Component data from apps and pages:

==*==

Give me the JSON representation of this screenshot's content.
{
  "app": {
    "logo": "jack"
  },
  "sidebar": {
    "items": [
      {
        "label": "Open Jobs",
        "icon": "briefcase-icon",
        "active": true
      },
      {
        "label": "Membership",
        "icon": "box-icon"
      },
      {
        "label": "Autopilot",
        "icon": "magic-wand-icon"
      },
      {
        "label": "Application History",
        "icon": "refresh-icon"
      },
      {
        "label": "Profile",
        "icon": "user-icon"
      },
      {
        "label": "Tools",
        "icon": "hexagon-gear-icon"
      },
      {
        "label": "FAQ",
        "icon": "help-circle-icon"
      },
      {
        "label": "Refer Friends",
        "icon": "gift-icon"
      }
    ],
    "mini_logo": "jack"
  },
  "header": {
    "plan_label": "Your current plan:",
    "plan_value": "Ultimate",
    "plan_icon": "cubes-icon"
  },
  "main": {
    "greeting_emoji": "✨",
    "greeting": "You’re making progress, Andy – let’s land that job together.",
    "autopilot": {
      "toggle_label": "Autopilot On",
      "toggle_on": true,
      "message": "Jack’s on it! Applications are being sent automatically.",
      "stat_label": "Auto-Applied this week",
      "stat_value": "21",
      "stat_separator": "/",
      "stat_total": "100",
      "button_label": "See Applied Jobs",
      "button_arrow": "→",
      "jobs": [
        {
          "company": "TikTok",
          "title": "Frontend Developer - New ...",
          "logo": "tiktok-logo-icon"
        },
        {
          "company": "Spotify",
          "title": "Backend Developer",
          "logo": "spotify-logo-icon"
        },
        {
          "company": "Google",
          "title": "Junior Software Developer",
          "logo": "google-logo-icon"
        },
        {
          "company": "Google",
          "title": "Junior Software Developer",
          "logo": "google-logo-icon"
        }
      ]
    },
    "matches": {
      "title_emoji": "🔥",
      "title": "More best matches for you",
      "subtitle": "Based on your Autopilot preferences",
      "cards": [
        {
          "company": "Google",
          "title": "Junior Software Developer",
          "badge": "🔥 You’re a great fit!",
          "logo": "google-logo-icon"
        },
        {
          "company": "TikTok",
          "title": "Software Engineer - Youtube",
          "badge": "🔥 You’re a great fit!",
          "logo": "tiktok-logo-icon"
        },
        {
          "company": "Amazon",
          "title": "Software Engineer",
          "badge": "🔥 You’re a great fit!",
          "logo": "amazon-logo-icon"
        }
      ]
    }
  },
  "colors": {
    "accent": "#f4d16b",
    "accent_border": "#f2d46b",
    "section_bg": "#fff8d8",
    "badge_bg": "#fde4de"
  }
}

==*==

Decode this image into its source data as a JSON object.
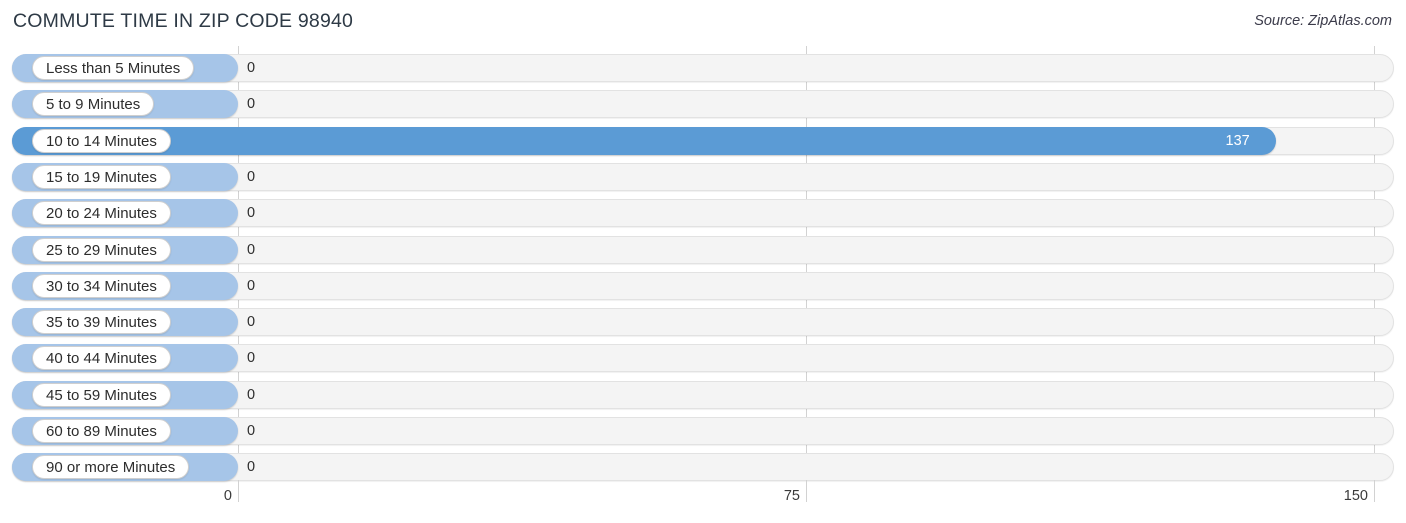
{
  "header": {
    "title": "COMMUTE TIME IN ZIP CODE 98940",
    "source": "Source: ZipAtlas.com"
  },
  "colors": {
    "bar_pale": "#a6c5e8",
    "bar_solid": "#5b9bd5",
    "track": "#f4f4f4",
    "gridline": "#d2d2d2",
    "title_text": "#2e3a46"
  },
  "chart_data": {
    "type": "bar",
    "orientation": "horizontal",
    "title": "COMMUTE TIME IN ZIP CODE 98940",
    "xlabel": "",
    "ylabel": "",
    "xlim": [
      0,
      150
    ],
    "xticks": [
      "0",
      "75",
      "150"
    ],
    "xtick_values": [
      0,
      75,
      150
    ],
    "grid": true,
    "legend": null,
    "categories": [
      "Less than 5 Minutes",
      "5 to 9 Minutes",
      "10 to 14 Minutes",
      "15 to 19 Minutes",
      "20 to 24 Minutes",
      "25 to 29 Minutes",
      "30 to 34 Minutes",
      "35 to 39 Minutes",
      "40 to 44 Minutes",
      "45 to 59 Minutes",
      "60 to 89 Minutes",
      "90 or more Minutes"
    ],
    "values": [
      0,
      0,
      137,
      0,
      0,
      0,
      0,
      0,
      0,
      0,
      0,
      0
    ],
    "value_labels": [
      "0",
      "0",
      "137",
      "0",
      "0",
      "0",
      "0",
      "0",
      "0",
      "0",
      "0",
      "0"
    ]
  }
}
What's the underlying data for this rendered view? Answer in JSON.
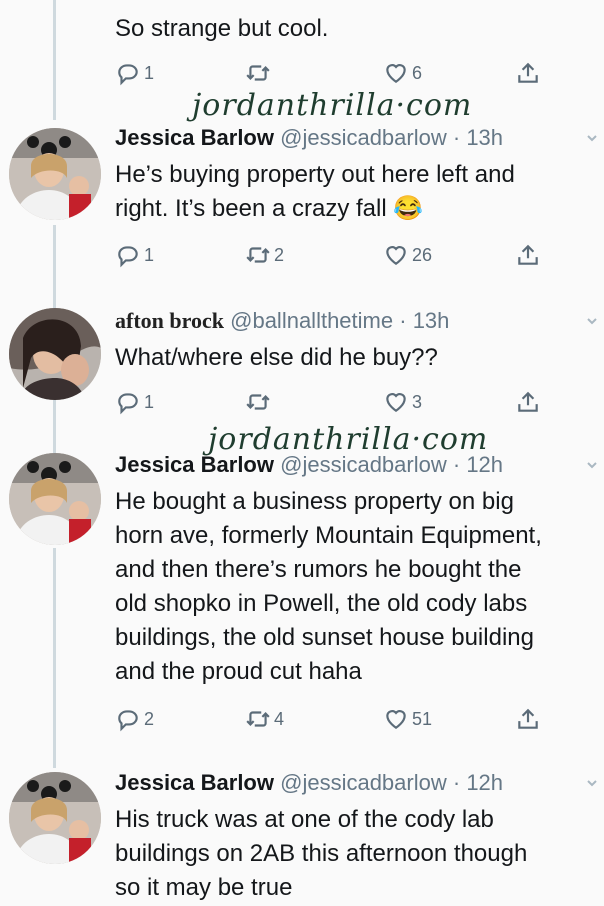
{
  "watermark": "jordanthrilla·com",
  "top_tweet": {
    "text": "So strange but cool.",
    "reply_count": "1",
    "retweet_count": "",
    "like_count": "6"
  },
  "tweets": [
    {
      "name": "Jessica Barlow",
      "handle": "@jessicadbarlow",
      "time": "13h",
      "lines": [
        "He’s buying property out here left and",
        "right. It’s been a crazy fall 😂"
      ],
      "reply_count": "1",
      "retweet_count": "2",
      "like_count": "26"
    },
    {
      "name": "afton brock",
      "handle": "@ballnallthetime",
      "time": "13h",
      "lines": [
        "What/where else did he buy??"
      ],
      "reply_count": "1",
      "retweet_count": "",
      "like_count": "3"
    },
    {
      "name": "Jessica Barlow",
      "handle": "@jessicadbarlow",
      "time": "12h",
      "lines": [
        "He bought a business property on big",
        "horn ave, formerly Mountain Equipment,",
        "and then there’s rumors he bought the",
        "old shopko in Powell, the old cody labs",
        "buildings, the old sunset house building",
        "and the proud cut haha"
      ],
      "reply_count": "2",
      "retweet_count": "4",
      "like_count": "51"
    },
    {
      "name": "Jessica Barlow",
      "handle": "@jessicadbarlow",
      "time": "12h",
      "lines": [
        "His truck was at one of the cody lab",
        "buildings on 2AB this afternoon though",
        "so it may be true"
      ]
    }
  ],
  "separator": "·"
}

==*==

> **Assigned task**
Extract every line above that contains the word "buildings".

> **Written answer**
        "buildings, the old sunset house building",
        "buildings on 2AB this afternoon though",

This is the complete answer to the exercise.